Recent studies demonstrate that early, in-field, basic life support by paramedics improves trauma survival where prehospital transport times are long. So far, no case-control studies of the effect of layperson trauma first responders have been reported. It was hypothesized that trained layperson first responders improve trauma outcomes where prehospital transit times are long.
A rural prehospital trauma system was established in the mine and war zones in Iraq, consisting of 135 paramedics and 7,000 layperson trauma first responders in the villages. In a non-randomized clinical study, the outcomes of patients initially managed in-field by first-responders were compared to patients not receiving first-responder support.
The mortality rate was significantly lower among patients initially managed in-field by first responders (n = 325) compared to patients without first-responder support (n = 1,016), 9.8% versus 15.6%, 95% CI = 1.3−10.0%.
Trained layperson first responders improve trauma outcomes where prehospital evacuation times are long. This finding demonstrates that simple interventions done early—by any type of trained care provider—are crucial for trauma survival.
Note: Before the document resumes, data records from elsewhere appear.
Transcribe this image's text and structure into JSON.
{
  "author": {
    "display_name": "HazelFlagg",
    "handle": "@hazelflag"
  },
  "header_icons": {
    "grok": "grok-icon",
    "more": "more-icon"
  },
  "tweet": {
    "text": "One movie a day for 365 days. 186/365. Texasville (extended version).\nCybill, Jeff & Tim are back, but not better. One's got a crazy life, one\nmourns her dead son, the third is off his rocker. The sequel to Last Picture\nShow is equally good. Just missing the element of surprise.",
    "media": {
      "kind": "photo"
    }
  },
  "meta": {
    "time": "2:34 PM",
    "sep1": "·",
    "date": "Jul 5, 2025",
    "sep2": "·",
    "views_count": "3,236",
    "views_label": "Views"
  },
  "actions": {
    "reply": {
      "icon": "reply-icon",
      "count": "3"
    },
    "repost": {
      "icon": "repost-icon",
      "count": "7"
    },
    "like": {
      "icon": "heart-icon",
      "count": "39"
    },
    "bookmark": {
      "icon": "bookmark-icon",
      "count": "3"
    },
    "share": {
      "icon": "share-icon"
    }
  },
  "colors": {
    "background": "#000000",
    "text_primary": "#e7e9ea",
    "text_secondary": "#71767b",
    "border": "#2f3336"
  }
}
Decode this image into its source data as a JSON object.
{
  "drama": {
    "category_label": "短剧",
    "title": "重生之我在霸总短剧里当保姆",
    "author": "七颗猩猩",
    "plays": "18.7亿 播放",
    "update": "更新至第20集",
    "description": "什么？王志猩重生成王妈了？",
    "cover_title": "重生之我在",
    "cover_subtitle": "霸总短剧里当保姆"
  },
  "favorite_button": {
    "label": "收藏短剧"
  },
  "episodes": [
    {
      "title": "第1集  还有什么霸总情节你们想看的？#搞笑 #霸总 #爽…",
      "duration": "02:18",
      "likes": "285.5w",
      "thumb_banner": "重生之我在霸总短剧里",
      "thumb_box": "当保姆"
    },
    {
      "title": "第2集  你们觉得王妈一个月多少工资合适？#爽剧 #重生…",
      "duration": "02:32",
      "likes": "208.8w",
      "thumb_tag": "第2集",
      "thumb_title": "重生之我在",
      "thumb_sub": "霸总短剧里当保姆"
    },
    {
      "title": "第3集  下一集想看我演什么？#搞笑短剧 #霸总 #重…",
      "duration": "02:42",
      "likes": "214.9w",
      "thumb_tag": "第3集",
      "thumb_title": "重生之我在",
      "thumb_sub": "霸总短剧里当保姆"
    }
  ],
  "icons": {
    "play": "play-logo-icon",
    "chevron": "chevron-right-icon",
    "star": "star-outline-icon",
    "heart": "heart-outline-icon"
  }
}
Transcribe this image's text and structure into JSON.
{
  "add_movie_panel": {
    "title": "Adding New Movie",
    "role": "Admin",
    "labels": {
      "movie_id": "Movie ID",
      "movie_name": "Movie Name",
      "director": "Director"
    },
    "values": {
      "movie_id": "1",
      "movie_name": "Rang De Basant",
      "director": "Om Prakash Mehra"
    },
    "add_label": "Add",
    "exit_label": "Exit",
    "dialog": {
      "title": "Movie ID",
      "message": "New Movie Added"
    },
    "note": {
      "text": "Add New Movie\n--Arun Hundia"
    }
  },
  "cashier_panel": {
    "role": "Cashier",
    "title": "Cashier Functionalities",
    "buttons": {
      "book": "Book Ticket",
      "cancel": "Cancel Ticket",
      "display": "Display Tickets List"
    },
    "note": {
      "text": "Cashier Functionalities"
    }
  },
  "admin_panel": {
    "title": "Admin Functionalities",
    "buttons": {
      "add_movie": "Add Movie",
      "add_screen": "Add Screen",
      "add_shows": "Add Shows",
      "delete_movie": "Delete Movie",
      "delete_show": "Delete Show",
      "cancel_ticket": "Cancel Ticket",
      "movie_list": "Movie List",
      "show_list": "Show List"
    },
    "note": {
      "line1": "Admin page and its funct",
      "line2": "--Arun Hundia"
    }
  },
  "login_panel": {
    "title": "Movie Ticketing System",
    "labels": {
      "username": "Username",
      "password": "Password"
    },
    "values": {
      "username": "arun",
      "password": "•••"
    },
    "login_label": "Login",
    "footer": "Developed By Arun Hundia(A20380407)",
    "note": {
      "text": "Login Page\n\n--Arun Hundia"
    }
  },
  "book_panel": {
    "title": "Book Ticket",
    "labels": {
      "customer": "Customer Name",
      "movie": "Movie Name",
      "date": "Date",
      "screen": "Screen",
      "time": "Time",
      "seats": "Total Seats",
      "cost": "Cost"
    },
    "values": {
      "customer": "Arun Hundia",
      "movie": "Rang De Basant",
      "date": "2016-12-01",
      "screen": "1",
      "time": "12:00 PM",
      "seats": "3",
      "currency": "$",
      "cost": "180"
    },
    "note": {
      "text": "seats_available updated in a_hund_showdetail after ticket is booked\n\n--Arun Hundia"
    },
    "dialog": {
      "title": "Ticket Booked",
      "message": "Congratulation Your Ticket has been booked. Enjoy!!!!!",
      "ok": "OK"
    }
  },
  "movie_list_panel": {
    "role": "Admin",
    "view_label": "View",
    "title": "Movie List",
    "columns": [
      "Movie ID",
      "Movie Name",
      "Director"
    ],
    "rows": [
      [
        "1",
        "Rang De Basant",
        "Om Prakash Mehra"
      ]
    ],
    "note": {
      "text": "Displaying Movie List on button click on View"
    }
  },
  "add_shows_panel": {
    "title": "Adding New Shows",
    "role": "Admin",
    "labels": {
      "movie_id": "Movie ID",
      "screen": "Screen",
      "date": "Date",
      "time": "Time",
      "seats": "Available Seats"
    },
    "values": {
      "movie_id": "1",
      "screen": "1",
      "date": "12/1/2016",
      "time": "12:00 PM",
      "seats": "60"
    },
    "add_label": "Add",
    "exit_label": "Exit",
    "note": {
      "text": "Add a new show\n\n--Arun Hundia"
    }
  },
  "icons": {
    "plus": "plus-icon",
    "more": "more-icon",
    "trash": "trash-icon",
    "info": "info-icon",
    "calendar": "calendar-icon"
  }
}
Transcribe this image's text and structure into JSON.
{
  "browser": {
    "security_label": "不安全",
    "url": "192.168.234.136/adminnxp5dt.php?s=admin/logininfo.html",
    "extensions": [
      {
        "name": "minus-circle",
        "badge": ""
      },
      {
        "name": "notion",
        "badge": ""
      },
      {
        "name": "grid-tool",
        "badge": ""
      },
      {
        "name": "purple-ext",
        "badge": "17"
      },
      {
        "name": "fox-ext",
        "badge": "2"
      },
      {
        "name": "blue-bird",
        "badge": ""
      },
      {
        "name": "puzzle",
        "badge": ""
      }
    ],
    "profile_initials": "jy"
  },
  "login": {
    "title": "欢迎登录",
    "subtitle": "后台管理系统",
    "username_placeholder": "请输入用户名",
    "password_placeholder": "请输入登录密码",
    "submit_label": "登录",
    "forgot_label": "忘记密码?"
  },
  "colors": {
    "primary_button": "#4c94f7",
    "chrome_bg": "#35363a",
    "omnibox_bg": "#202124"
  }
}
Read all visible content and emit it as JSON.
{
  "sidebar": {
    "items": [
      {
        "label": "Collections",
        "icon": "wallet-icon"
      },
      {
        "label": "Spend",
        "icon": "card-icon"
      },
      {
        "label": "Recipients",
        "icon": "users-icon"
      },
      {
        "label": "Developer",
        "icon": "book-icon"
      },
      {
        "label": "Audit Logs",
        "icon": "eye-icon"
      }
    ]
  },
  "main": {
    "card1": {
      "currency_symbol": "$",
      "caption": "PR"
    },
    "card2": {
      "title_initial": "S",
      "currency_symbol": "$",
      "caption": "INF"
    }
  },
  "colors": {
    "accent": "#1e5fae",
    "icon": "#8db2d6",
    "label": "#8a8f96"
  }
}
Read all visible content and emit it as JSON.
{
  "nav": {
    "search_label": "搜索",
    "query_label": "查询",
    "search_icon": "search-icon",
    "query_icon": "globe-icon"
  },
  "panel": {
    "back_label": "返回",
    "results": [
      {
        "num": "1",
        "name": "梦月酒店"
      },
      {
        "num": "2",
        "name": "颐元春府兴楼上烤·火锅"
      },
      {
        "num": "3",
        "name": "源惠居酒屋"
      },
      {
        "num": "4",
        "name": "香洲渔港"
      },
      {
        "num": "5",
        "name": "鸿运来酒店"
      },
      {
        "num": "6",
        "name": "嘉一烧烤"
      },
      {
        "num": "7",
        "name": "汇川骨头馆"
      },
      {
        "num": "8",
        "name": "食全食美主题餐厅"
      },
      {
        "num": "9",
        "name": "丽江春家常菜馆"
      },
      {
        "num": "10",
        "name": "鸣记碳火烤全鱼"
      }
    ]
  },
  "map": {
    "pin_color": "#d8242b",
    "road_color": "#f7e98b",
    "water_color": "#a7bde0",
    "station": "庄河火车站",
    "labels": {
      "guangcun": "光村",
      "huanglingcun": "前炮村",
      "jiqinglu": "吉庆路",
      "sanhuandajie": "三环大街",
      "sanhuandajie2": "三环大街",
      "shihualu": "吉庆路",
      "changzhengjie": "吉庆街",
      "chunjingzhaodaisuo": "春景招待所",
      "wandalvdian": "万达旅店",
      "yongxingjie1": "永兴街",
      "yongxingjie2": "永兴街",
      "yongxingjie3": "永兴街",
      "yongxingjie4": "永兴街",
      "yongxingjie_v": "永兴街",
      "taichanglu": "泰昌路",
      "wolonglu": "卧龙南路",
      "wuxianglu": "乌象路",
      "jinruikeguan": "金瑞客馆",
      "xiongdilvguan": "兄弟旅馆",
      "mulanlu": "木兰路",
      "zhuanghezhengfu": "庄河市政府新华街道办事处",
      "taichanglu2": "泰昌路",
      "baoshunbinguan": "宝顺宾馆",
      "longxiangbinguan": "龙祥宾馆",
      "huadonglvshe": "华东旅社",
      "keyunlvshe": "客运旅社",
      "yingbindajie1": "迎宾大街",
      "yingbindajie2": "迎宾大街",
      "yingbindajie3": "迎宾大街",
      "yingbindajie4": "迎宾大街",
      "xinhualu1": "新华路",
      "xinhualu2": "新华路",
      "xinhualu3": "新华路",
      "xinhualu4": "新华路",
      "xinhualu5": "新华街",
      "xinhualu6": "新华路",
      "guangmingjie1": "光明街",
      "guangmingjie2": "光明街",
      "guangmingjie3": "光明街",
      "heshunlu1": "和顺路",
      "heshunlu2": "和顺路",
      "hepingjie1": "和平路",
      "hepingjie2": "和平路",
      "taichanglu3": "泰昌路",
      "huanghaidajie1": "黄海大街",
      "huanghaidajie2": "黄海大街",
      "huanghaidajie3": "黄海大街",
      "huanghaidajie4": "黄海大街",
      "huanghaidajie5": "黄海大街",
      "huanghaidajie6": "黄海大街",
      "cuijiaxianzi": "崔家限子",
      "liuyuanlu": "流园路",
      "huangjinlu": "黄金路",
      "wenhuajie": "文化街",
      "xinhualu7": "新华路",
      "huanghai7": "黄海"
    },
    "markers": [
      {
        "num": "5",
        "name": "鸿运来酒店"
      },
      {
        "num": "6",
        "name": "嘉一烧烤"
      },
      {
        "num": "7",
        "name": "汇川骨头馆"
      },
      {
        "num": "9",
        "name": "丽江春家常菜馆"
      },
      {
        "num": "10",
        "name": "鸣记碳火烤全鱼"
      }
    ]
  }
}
Where the prevalence of severe trauma is high, trauma first-responders should be an integral element of the trauma system.